Nothing but an exact copy is wanted here: the line with "Give me the" and all the lines that follow it in the entries below.

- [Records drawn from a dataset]
-*-
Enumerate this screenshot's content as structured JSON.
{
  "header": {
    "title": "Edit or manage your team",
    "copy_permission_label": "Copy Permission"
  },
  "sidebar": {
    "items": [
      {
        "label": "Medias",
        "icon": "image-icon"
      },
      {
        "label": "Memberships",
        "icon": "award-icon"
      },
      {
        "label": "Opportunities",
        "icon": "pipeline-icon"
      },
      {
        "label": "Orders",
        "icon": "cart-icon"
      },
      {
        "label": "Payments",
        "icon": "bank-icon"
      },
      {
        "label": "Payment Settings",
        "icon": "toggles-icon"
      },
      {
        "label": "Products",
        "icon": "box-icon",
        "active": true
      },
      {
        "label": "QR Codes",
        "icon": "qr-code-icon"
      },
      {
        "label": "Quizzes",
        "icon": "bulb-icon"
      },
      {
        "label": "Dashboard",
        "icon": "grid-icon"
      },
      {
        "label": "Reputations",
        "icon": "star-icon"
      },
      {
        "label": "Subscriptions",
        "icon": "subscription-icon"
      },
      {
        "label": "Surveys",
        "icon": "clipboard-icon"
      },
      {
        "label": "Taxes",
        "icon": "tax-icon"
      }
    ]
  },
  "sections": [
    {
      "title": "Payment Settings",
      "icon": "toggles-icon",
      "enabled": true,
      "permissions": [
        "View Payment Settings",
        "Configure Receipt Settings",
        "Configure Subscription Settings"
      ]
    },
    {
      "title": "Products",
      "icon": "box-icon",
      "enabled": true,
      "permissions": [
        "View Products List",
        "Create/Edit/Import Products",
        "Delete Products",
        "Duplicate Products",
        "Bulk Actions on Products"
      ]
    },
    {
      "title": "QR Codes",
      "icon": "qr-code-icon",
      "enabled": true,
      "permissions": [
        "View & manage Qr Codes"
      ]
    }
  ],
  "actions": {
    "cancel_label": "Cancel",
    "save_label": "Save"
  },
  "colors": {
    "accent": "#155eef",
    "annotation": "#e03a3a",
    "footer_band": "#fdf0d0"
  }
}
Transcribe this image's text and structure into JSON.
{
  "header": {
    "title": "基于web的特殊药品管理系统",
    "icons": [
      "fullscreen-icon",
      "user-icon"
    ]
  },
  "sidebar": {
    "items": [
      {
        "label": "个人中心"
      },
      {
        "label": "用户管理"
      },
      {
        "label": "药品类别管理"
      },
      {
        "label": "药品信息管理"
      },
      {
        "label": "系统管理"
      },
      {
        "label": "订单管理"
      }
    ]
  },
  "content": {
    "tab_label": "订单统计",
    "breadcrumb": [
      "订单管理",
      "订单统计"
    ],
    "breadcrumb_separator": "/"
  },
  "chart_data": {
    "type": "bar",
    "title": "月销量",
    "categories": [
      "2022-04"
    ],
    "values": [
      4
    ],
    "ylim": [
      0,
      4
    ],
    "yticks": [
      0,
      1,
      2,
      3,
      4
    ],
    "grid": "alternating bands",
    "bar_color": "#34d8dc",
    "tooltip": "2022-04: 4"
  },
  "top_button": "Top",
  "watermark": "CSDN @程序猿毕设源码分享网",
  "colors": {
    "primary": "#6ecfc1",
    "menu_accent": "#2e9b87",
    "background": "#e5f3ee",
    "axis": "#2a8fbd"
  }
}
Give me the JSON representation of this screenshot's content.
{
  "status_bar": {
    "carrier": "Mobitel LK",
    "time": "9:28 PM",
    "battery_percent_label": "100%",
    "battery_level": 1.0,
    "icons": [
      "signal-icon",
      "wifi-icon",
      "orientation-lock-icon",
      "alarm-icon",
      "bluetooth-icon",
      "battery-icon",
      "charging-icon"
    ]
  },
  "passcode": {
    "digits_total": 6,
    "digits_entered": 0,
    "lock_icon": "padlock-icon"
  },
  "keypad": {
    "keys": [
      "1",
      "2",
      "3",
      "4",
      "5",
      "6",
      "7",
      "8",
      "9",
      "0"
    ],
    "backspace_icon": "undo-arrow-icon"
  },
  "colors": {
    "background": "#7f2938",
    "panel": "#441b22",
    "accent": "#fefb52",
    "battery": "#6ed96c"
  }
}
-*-
- [Answer below]
Give me the JSON representation of this screenshot's content.
{
  "status_bar": {
    "carrier": "Mobitel LK",
    "time": "9:28 PM",
    "battery_percent_label": "100%",
    "battery_level": 1.0,
    "icons": [
      "signal-icon",
      "wifi-icon",
      "orientation-lock-icon",
      "alarm-icon",
      "bluetooth-icon",
      "battery-icon",
      "charging-icon"
    ]
  },
  "passcode": {
    "digits_total": 6,
    "digits_entered": 0,
    "lock_icon": "padlock-icon"
  },
  "keypad": {
    "keys": [
      "1",
      "2",
      "3",
      "4",
      "5",
      "6",
      "7",
      "8",
      "9",
      "0"
    ],
    "backspace_icon": "undo-arrow-icon"
  },
  "colors": {
    "background": "#7f2938",
    "panel": "#441b22",
    "accent": "#fefb52",
    "battery": "#6ed96c"
  }
}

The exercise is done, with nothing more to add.